How much can you expect from a free comedy show at the Brighton Fringe? A lot, as it turns out.
Her new material is not all she exhibits in this hour long show, as she gives the lucky audience an empowering strip tease whilst preaching a message of bodily love. This act could have been perceived as a bit ‘done before’, however Luisa’s effervescent personality – which simultaneously manages to come across as incredibly intelligent whilst remaining instantly relatable – created an atmosphere wherein what she was preaching was not only spot on, but effortlessly hilarious.
Her addressing of the trials and tribulations of being a woman in contemporary society was incredibly exciting, not only working hard to mock gender boundaries but also, in a way, enforcing stereotypes as to remind everyone of their humanity. Her discussion of the typical ‘women, they’re crazy’ lad-culture motto entailed her breaking down the hilarious possible catalysts to this phrase, and ironically positioning the natural emotional response to a situation with the word ‘crazy’. This led to a fast-paced, high energy sketch, with Luisa’s re-enactments of her past being by far her strongest device. She quickly switched up the comedy vibe in the room, from the ludicrous, screwed up faces of the characters in her stories, to life-affirming discourses on mental illness, whilst peppering the piece with references to movies, songs and pop culture – often taking the time to boogie around the crowd and leap on unsuspecting individuals.
As a work in progress, I appreciate that it was not yet a completely well-rounded piece. It was plagued with unfortunate technical problems that Luisa styled out excellently with her relaxed attitude to the show itself. The only part of the performance that I thought maybe didn’t work was a section involving Luisa discussing the rollercoaster of a contemporary relationship, using different songs to illustrate each change in relationship dynamic. The only reason I say this didn’t work is that – whilst very funny – the songs were slightly clichéd and over-familiar, maybe being a little too reliant on the ‘Bridget Jones’ style humour that Omielan usually encapsulates in a beautiful and original manner.

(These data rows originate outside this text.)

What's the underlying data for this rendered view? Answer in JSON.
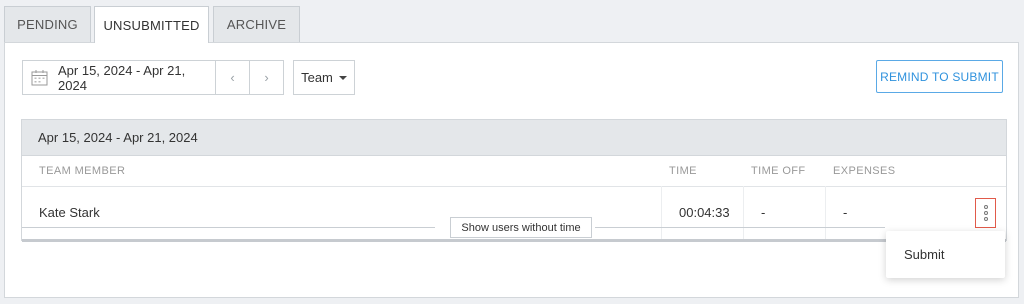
{
  "tabs": [
    {
      "label": "PENDING"
    },
    {
      "label": "UNSUBMITTED"
    },
    {
      "label": "ARCHIVE"
    }
  ],
  "filters": {
    "date_range": "Apr 15, 2024 - Apr 21, 2024",
    "prev_icon": "‹",
    "next_icon": "›",
    "team_label": "Team",
    "remind_label": "REMIND TO SUBMIT"
  },
  "table": {
    "group_title": "Apr 15, 2024 - Apr 21, 2024",
    "columns": {
      "member": "TEAM MEMBER",
      "time": "TIME",
      "time_off": "TIME OFF",
      "expenses": "EXPENSES"
    },
    "rows": [
      {
        "member": "Kate Stark",
        "time": "00:04:33",
        "time_off": "-",
        "expenses": "-"
      }
    ]
  },
  "show_users_label": "Show users without time",
  "menu": {
    "items": [
      {
        "label": "Submit"
      }
    ]
  },
  "colors": {
    "accent": "#2f92dd",
    "highlight": "#e15a4a"
  }
}
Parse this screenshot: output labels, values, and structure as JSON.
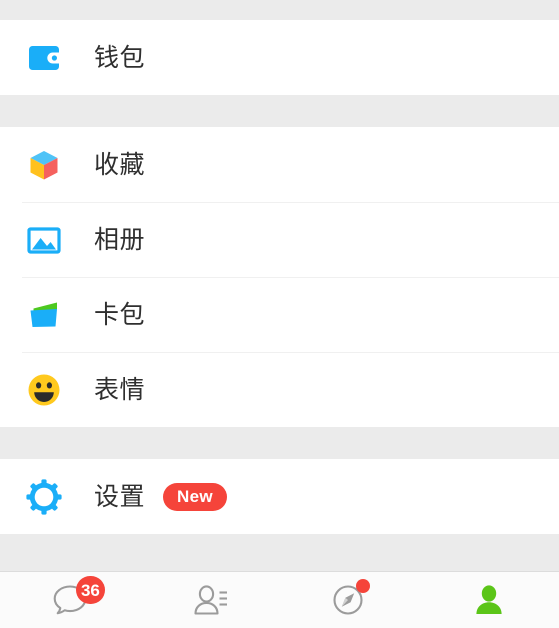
{
  "screen": {
    "name": "wechat-me-menu",
    "background_color": "#ebebeb",
    "panel_color": "#ffffff"
  },
  "menu_groups": [
    {
      "group_name": "wallet-group",
      "items": [
        {
          "id": "wallet",
          "label": "钱包",
          "icon": "wallet-icon",
          "icon_color": "#1aaef8",
          "badge": null
        }
      ]
    },
    {
      "group_name": "content-group",
      "items": [
        {
          "id": "favorites",
          "label": "收藏",
          "icon": "cube-favorites-icon",
          "icon_color": "#4fc3f7",
          "badge": null
        },
        {
          "id": "album",
          "label": "相册",
          "icon": "photo-album-icon",
          "icon_color": "#1aaef8",
          "badge": null
        },
        {
          "id": "cards",
          "label": "卡包",
          "icon": "card-package-icon",
          "icon_color": "#1aaef8",
          "badge": null
        },
        {
          "id": "stickers",
          "label": "表情",
          "icon": "smiley-sticker-icon",
          "icon_color": "#ffc91e",
          "badge": null
        }
      ]
    },
    {
      "group_name": "settings-group",
      "items": [
        {
          "id": "settings",
          "label": "设置",
          "icon": "gear-icon",
          "icon_color": "#1aaef8",
          "badge": "New"
        }
      ]
    }
  ],
  "tabbar": {
    "tabs": [
      {
        "id": "chats",
        "icon": "chat-bubble-icon",
        "active": false,
        "badge_count": "36",
        "badge_type": "count"
      },
      {
        "id": "contacts",
        "icon": "contacts-person-icon",
        "active": false,
        "badge_count": null,
        "badge_type": null
      },
      {
        "id": "discover",
        "icon": "compass-discover-icon",
        "active": false,
        "badge_count": null,
        "badge_type": "dot"
      },
      {
        "id": "me",
        "icon": "person-me-icon",
        "active": true,
        "badge_count": null,
        "badge_type": null
      }
    ],
    "active_color": "#5bc518",
    "inactive_color": "#9b9b9b",
    "badge_color": "#f5443a"
  }
}
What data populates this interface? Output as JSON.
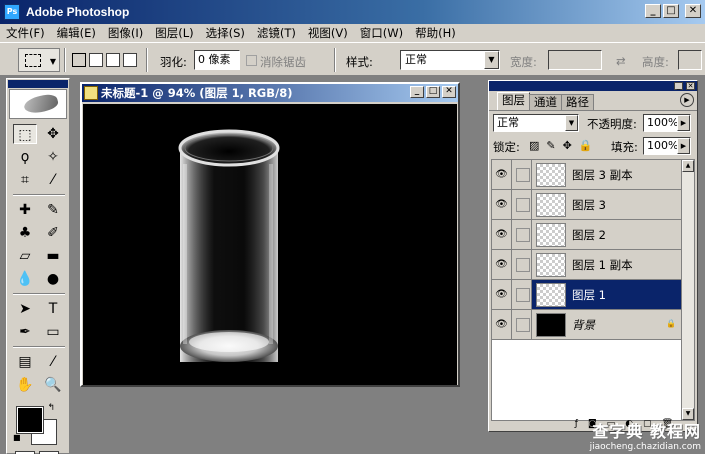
{
  "window": {
    "title": "Adobe Photoshop",
    "min": "_",
    "max": "□",
    "close": "✕"
  },
  "menu": [
    "文件(F)",
    "编辑(E)",
    "图像(I)",
    "图层(L)",
    "选择(S)",
    "滤镜(T)",
    "视图(V)",
    "窗口(W)",
    "帮助(H)"
  ],
  "options": {
    "feather_label": "羽化:",
    "feather_value": "0 像素",
    "antialias_label": "消除锯齿",
    "style_label": "样式:",
    "style_value": "正常",
    "width_label": "宽度:",
    "height_label": "高度:",
    "swap_icon": "⇄"
  },
  "document": {
    "title": "未标题-1 @ 94% (图层 1, RGB/8)"
  },
  "layers_panel": {
    "tabs": [
      "图层",
      "通道",
      "路径"
    ],
    "blend_mode": "正常",
    "opacity_label": "不透明度:",
    "opacity_value": "100%",
    "lock_label": "锁定:",
    "fill_label": "填充:",
    "fill_value": "100%",
    "layers": [
      {
        "name": "图层 3 副本",
        "selected": false,
        "background": false
      },
      {
        "name": "图层 3",
        "selected": false,
        "background": false
      },
      {
        "name": "图层 2",
        "selected": false,
        "background": false
      },
      {
        "name": "图层 1 副本",
        "selected": false,
        "background": false
      },
      {
        "name": "图层 1",
        "selected": true,
        "background": false
      },
      {
        "name": "背景",
        "selected": false,
        "background": true
      }
    ]
  },
  "colors": {
    "foreground": "#000000",
    "background": "#ffffff",
    "canvas": "#000000",
    "selected_layer": "#0a246a"
  },
  "watermark": {
    "line1": "查字典 教程网",
    "line2": "jiaocheng.chazidian.com"
  }
}
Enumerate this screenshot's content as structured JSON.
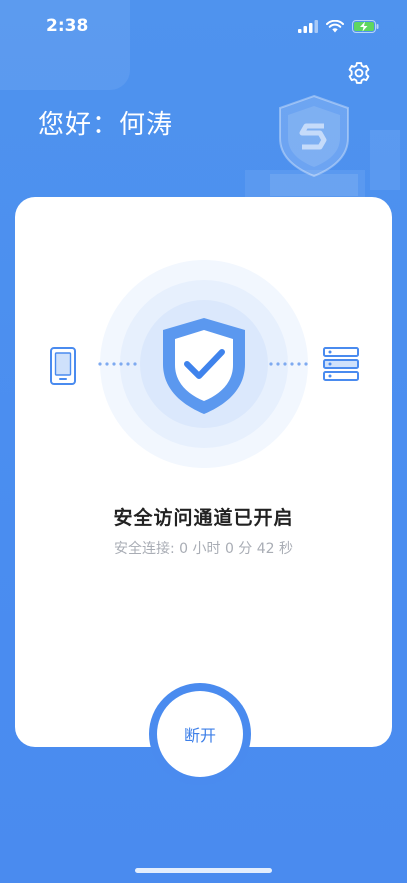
{
  "status_bar": {
    "time": "2:38"
  },
  "header": {
    "greeting": "您好：何涛"
  },
  "connection": {
    "title": "安全访问通道已开启",
    "duration": "安全连接: 0 小时 0 分 42 秒"
  },
  "actions": {
    "disconnect_label": "断开"
  },
  "colors": {
    "accent": "#4a8bef",
    "text_primary": "#222222",
    "text_muted": "#a9adb5"
  },
  "icons": [
    "settings-gear",
    "phone",
    "shield-check",
    "server",
    "shield-s-logo"
  ]
}
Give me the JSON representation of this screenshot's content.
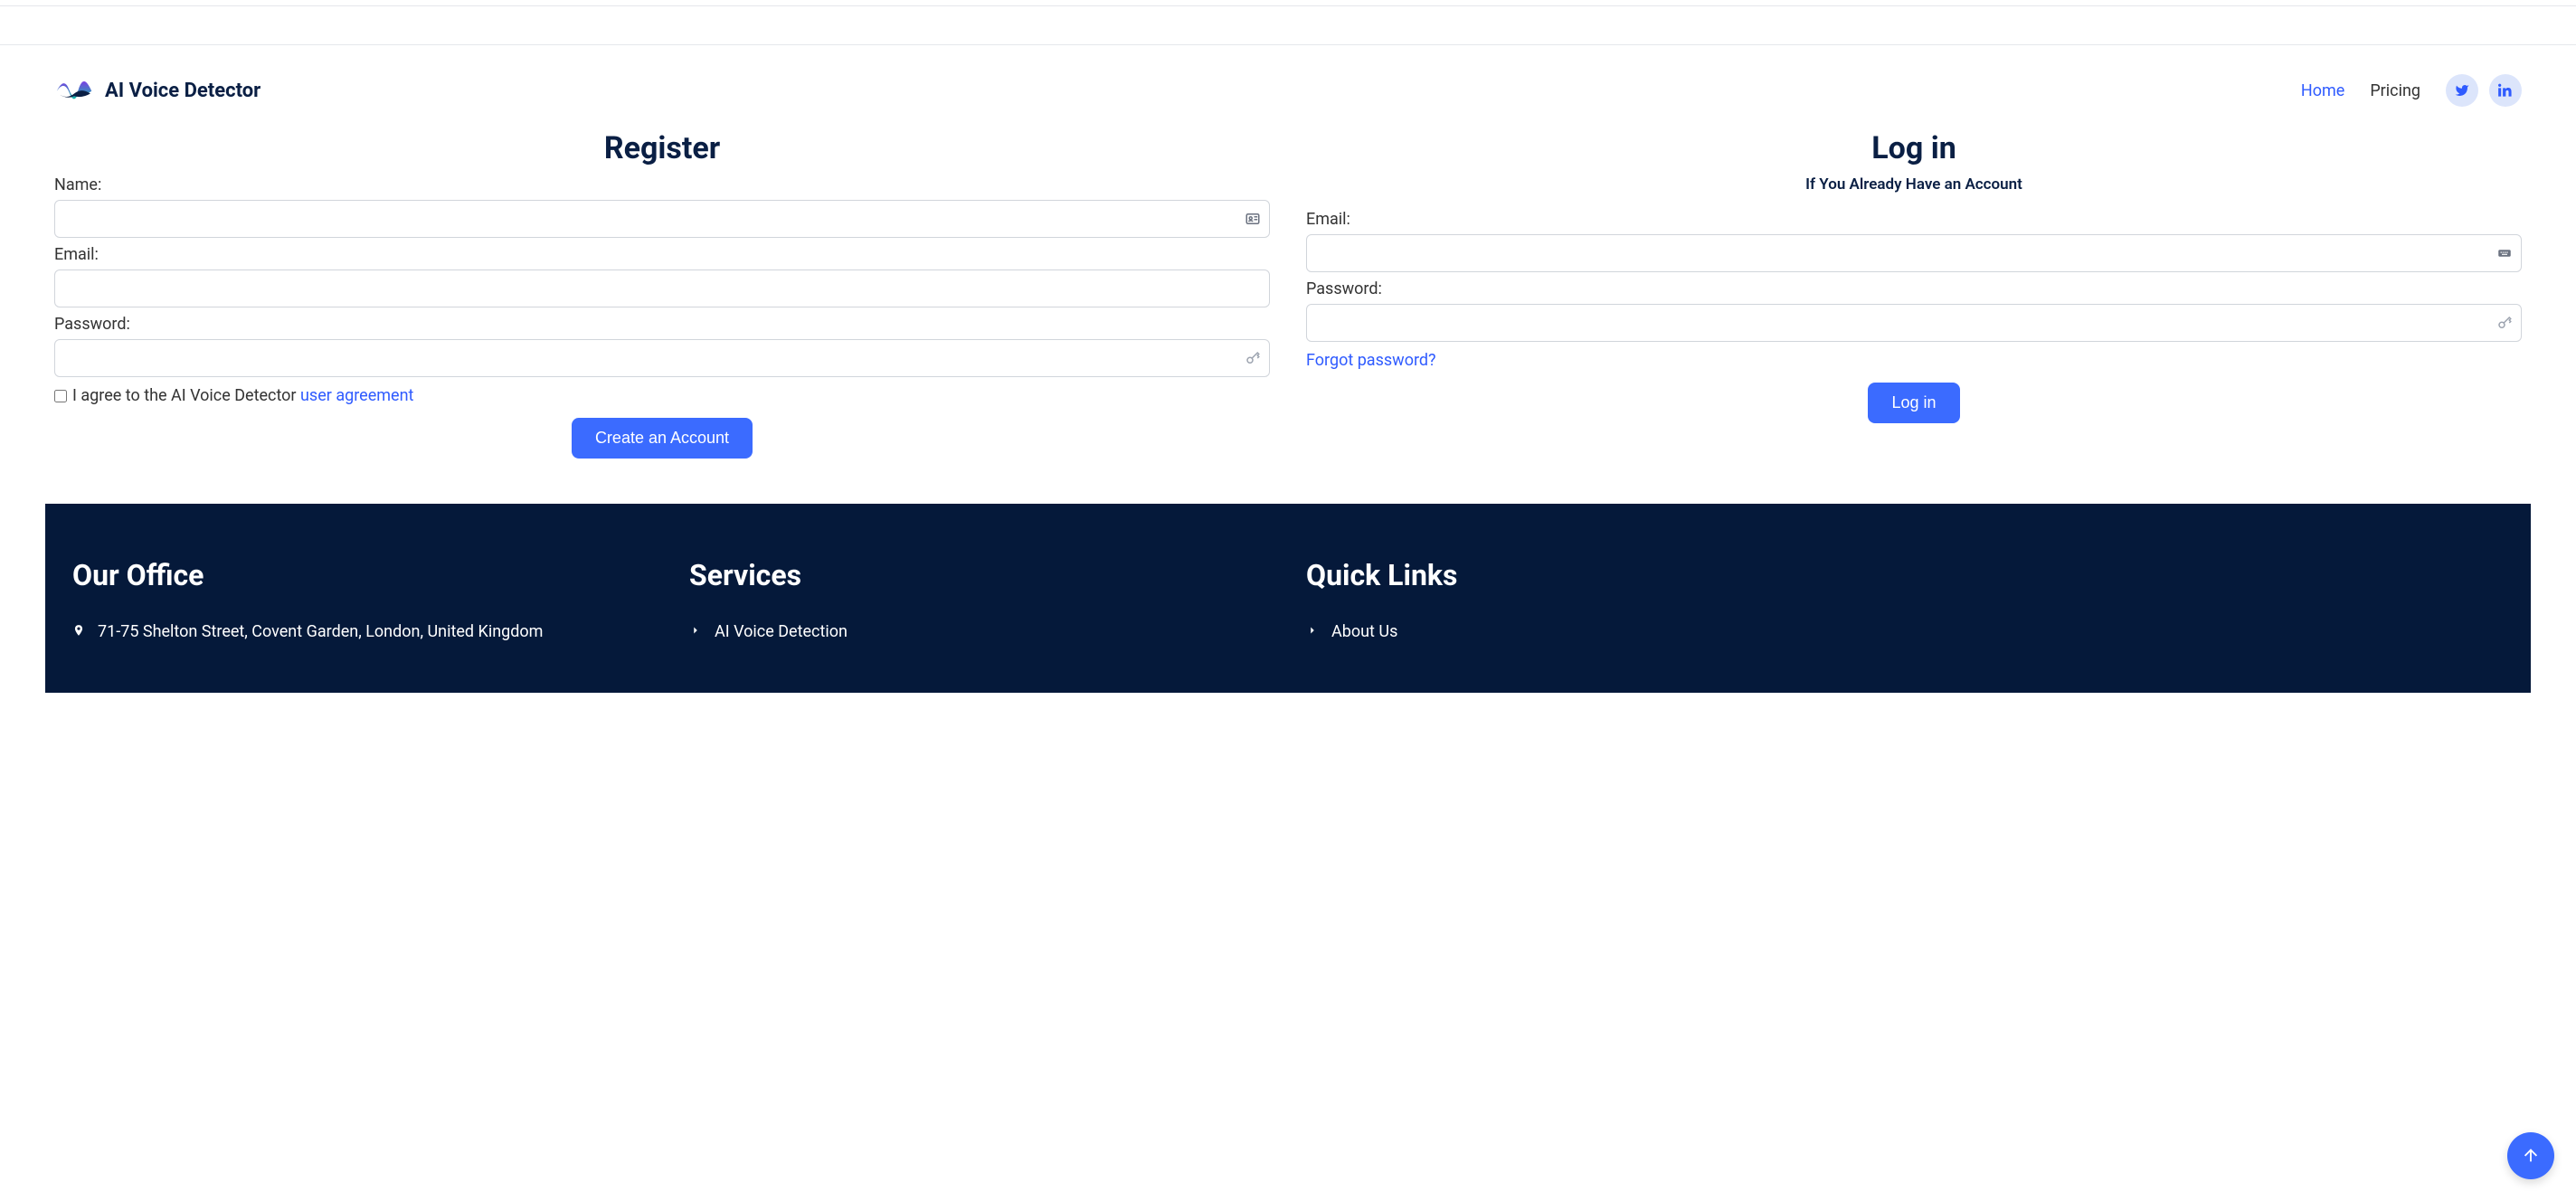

All in all, the show was an excellent reminder of the ‘diamonds in the rough’ value that the free Fringe can have to offer. Luisa’s small, idiosyncratic performance entranced the audience and she was wonderfully relatable – rarely have I seen such a show with that level of support and recognition from a crowd (I definitely saw a few fist pumps amongst the spectators). I will be one of the first to grab a ticket for the finished piece in Edinburgh this summer, and Brighton Fringe is an amazing place to see this seriously fresh, intelligent and vibrant performer do what she does best for free!